Nor do I. Did any E-type engine have a pcv valve? Not that I’m aware of. The crankcase vent system that starts at the front of the head and ends at the point between the carbs and air filter seems to work without any kind of valve.

The valve is only needed if manifold vacuum is used in conjunction with a hose with a rather large ID…Ford used about a 3/8" hose…a small conduit could be used, thereby serving as it’s own restriction, but a hose that small would be subject to plugging up.

Also, the carburetor must be retuned to compensate for the vacuum " leak"…worth the effort?..not to me.

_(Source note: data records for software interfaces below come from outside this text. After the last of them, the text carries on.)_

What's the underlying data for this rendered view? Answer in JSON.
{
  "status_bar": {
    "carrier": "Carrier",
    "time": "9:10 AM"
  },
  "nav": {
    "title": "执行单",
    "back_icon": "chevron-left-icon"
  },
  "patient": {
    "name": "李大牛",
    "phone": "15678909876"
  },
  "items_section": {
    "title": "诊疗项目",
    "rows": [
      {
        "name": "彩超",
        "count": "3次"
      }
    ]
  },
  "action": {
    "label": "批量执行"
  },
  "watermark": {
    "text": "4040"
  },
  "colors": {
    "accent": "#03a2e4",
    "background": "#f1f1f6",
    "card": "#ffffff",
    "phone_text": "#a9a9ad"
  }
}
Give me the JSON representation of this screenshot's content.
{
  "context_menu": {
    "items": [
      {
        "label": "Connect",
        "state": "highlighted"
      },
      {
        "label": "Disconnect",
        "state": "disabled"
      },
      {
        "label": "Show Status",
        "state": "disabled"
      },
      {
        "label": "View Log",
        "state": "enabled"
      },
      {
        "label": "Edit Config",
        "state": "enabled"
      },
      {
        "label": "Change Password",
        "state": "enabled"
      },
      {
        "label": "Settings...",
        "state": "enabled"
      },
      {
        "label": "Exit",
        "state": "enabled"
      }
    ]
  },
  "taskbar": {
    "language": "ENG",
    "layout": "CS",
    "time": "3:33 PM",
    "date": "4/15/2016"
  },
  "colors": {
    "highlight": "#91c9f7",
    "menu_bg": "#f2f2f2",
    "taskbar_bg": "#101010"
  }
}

In theory the engine should be air-tight and any blowby should have been measured before to a degree, if it is still combustible at all. Leakage should be negligible.
And I wouldn’t use manifold vacuum if avoidable. A pipe to the air filter won’t do any harm, won’t alter the tuning I‘d say, and it will be easier(?) to do.

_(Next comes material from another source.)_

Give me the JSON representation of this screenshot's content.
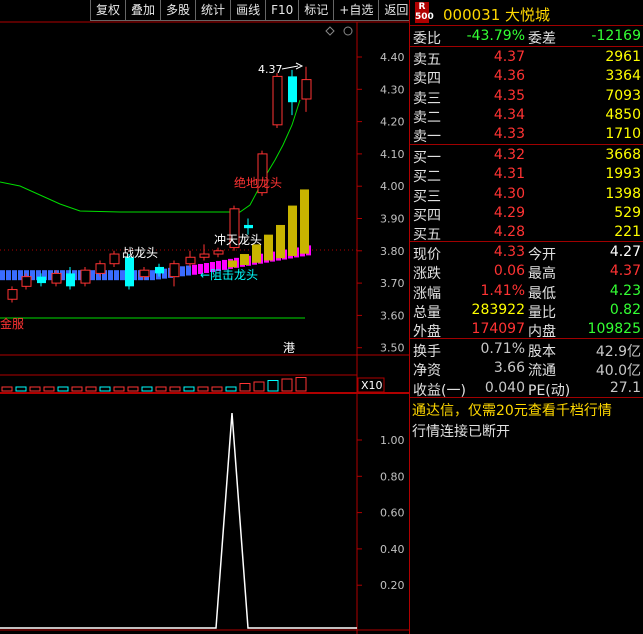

Certainly easier to avoid using manifold vacuum…too many issues there, and I don’t know what would be gained, actually.


In theory the engine should be air-tight

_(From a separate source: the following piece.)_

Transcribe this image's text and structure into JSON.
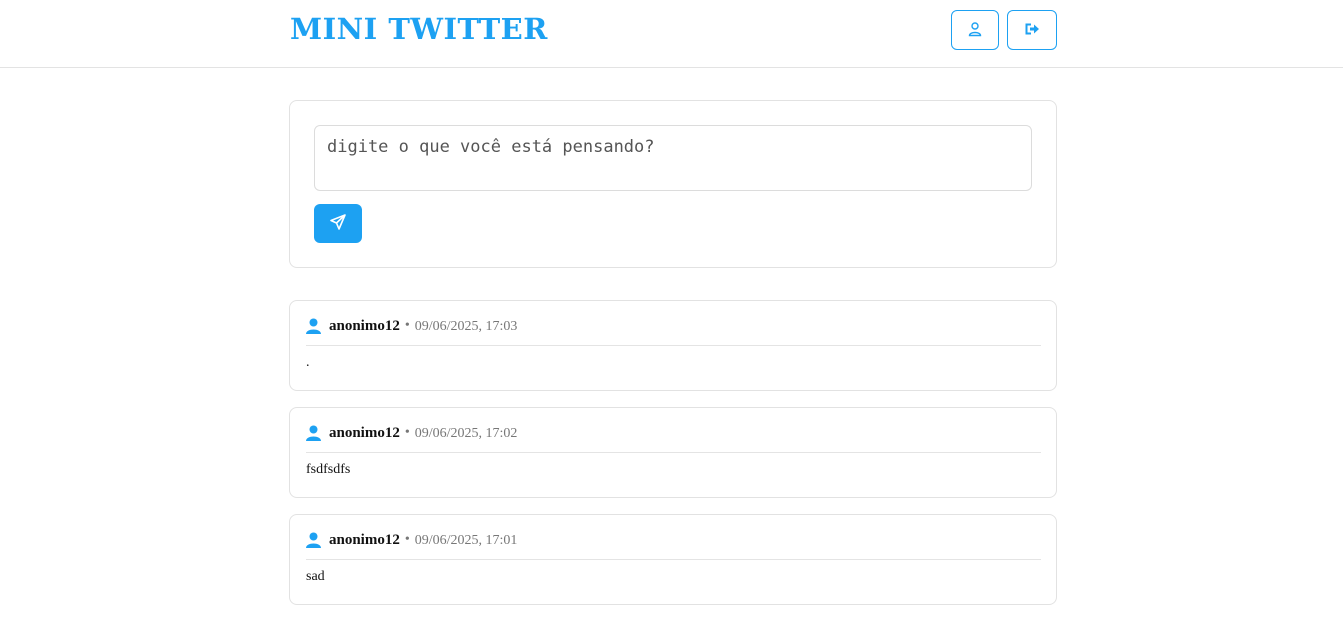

Surely this can’t be the case as the engine has that sodding great filtered breath in the middle of the cylinder head??


Certainly easier to avoid using manifold vacuum…too many issues there.

Could you elaborate? I’d assume that if I could position a vacuum take off in the middle of the manifold this would be OK? I know that servo brake kits are sold for XK’s and the vacuum must come from the inlet manifold…

So in consultation with ME Wagner, we’re thinking of connecting the PCV valve to the existing breather assembly, locating the vacuum from the centre of the manifold - I suspect that the air filter assembly will not create anywhere near enough draw to operate the PCV valve. so don’t see I have any other option for vacuum). The last issue is where we draw new, fresh filtered air into the crankcase (running the assumption that the front crankcase breather is the ONLY breather on the XK engine?).

I could use the dipstick hole with a filter OR install a separate filter in the cam covers… neither are ideal, so continuing to seek inspiration.

For reference, take a look at the following 6 cylinder install. In this install I’m assuming that the oil filler cap is also a breather

if you suck on there, besides some blowby, nothing should come out.
maybe you need to seal the dipstick! just a thought.

brakes need manifold vacuum, but the crankcase is not important to safety and does not need a past - carburettor high (low…) vacuum source.

as we all seem to agree, you need neither valve nor high draw. you also don’t need to draw air through the crankcase. the front one at the timing chain adjuster is the only one. i thought all you wanted was to install something to pull a slight vacuum on the crankcase while running.


I can tell ya what Ford did. They used a carb spacer plate under the carb with a vacuum port and length of hose attached The other end of that hose accepted the PCV valve, which was then inserted into the valve cover via grommet. The air cleaner provided the other valve cover…v8…with a filtered fresh air supply. So, you had a cycle of fresh air in, “fumed” air out, thereby flushing the crankcase fumes.

Of course, the system saw varying vacuum levels so it’s operational characteristics were variable as well. But this is were the valve comes in…it does react to these changes, your guy can explain more on this.

Now race engines often omit the fresh air supply in order to maintain a vacuum in the crankcase.

which apparently isn’t neccessary on the XK, or at least it does work well enough without…? if i was lucky enough to have a 120 i would get new seals or live with it. if anything, i’d put a hose to the air filter and use later XK parts for that. done.

what makes a pcv so desirable?

what makes a pcv so desirable?

I’m basing this project off a ‘hunch’ (and having spoken to an instrument engineer who’s installed plenty of these sorts of valves curing engine leaks) - that by introducing a slight vacuum I should be able to reduce the rear crankshaft oil seal leak I have. The engine is no where near requiring a rebuild and to fit modern crankshaft seals the crank has to be removed and machined - not a small job :)))) where as installing something like this variable PCV looks relatively straightforward and not too invasive.